  • Joanna Rawles
    Title: ‘Educating for professional judgement: how social work students develop skills in practice.’
    Joanna’s thesis presented a hermeneutic phenomenological study into how social work students develop the skills required for professional judgement, an area in which there was little existing research. To explore this, she conducted semi-structured interviews constructed around critical incidents of learning on placement with 14 MSc Social Work students from a university in England who were at the point of graduation. The findings indicated that the development of these skills lay in the presence and interrelation of three domains: professional responsibility, facilitation of the professional voice and learner agency. Jo recommended that a re-appraisal of autonomy as relational, and a consideration of the value of autonomy-supportive learning and teaching, could prove instructive to understanding both the development of skills for professional judgement for social work students and the way in which this can be enabled. Joanna was jointly supervised by Professor Michelle Lefevre and Professor Emerita Imogen Taylor.

  • Makhan Shergill
    Title: ‘Making the transition from university to the workplace: the emotional experiences of newly Qualified Social Workers.’ 
    Makhan’s qualitative research study explored the subjective experiences of social work graduates in England as they transitioned from the university to their first professional social work role, identifying the role and influence of individual, cultural and structural factors in shaping this experience. The findings suggest that the emotional experience of transition is significantly influenced by a newly qualified social worker’s own early childhood experiences and personal dispositions, the availability of containing experiences within the workplace and the influence of the neoliberalised workplace environment. Thus newly qualified social workers’ emotions can be considered to be both psychosocially and socially structured within a political context. Makhan’supervisors were Professor Michelle Lefevre and Dr Reima Maglajlic (both Social Work and Social Care).

  • Louise Sims

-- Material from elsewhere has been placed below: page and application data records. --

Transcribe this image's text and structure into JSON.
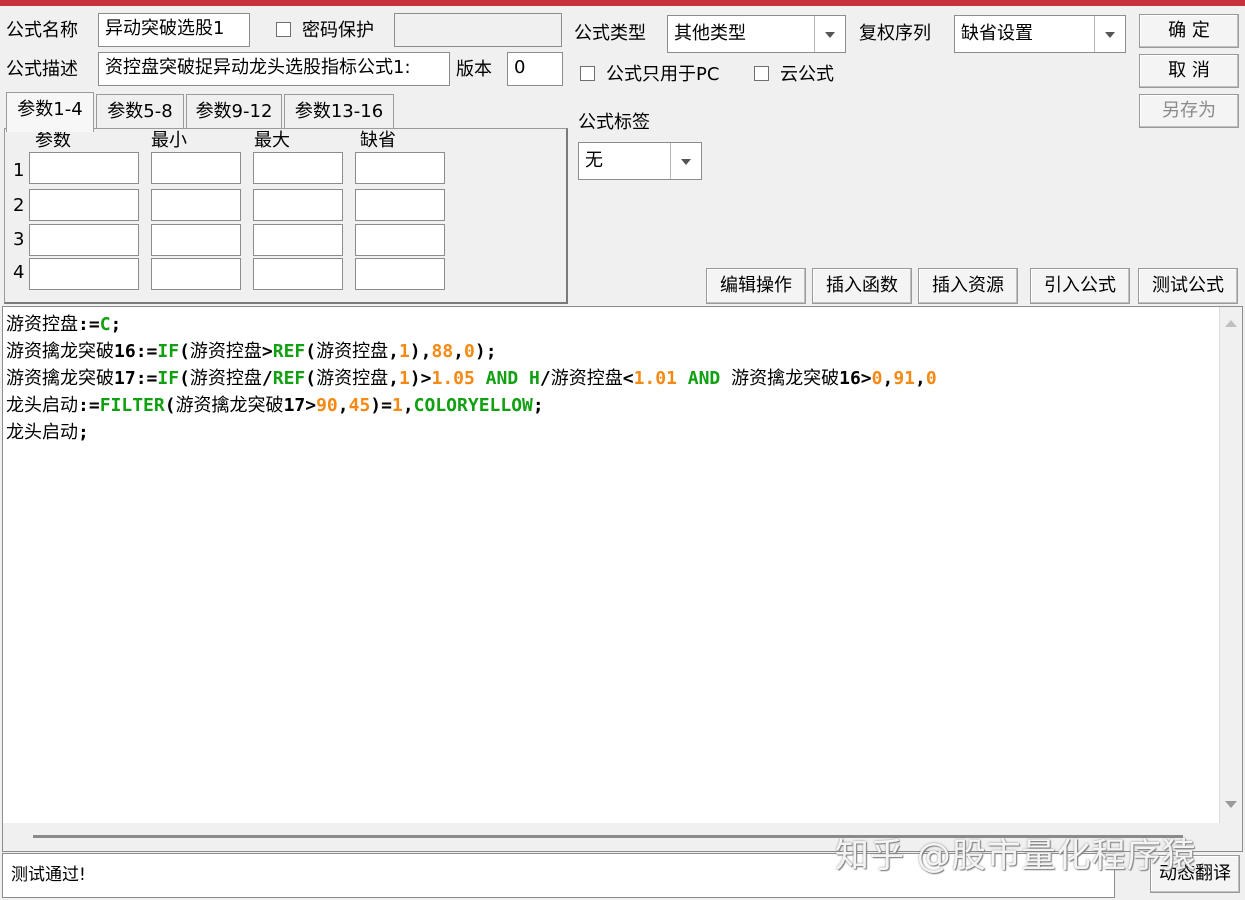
{
  "header": {
    "formula_name_label": "公式名称",
    "formula_name_value": "异动突破选股1",
    "password_label": "密码保护",
    "formula_desc_label": "公式描述",
    "formula_desc_value": "资控盘突破捉异动龙头选股指标公式1:",
    "version_label": "版本",
    "version_value": "0",
    "formula_type_label": "公式类型",
    "formula_type_value": "其他类型",
    "rights_label": "复权序列",
    "rights_value": "缺省设置",
    "pc_only_label": "公式只用于PC",
    "cloud_label": "云公式",
    "tag_label": "公式标签",
    "tag_value": "无"
  },
  "buttons": {
    "ok": "确 定",
    "cancel": "取 消",
    "save_as": "另存为",
    "edit_ops": "编辑操作",
    "insert_func": "插入函数",
    "insert_res": "插入资源",
    "import_formula": "引入公式",
    "test_formula": "测试公式",
    "dynamic_translate": "动态翻译"
  },
  "tabs": [
    "参数1-4",
    "参数5-8",
    "参数9-12",
    "参数13-16"
  ],
  "params": {
    "headers": [
      "参数",
      "最小",
      "最大",
      "缺省"
    ],
    "rows": [
      "1",
      "2",
      "3",
      "4"
    ]
  },
  "code": {
    "line1_name": "游资控盘",
    "line1_op": ":=",
    "line1_c": "C",
    "line1_end": ";",
    "line2_name": "游资擒龙突破",
    "line2_num": "16",
    "line2_op": ":=",
    "line2_if": "IF",
    "line2_p1": "(",
    "line2_v1": "游资控盘",
    "line2_gt": ">",
    "line2_ref": "REF",
    "line2_p2": "(",
    "line2_v2": "游资控盘",
    "line2_comma": ",",
    "line2_n1": "1",
    "line2_p3": "),",
    "line2_n2": "88",
    "line2_c2": ",",
    "line2_n3": "0",
    "line2_end": ");",
    "line3_name": "游资擒龙突破",
    "line3_num": "17",
    "line3_op": ":=",
    "line3_if": "IF",
    "line3_p1": "(",
    "line3_v1": "游资控盘",
    "line3_div": "/",
    "line3_ref": "REF",
    "line3_p2": "(",
    "line3_v2": "游资控盘",
    "line3_c1": ",",
    "line3_n1": "1",
    "line3_p3": ")>",
    "line3_n2": "1.05",
    "line3_and1": " AND ",
    "line3_h": "H",
    "line3_div2": "/",
    "line3_v3": "游资控盘",
    "line3_lt": "<",
    "line3_n3": "1.01",
    "line3_and2": " AND ",
    "line3_v4": "游资擒龙突破",
    "line3_num2": "16>",
    "line3_n4": "0",
    "line3_c2": ",",
    "line3_n5": "91",
    "line3_c3": ",",
    "line3_n6": "0",
    "line4_name": "龙头启动",
    "line4_op": ":=",
    "line4_filter": "FILTER",
    "line4_p1": "(",
    "line4_v1": "游资擒龙突破",
    "line4_num": "17>",
    "line4_n1": "90",
    "line4_c1": ",",
    "line4_n2": "45",
    "line4_p2": ")=",
    "line4_n3": "1",
    "line4_c2": ",",
    "line4_color": "COLORYELLOW",
    "line4_end": ";",
    "line5_name": "龙头启动",
    "line5_end": ";"
  },
  "status_text": "测试通过!",
  "watermark": "知乎 @股市量化程序猿",
  "colors": {
    "title_accent": "#c8323c",
    "keyword_green": "#11a011",
    "number_orange": "#f48a14"
  }
}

    In December 2018 Louise Sims successful defended her doctoral thesis ‘What can be learned from the practice encounter in adoption support social work? Louise’s examiners commended her for the 'exceptional quality' of the thesis. Louise was awarded an unconditional pass. Barry Luckock and Professor Gillian Ruch (both Social Work and Social Care) had the pleasure of supervising Louise’s research.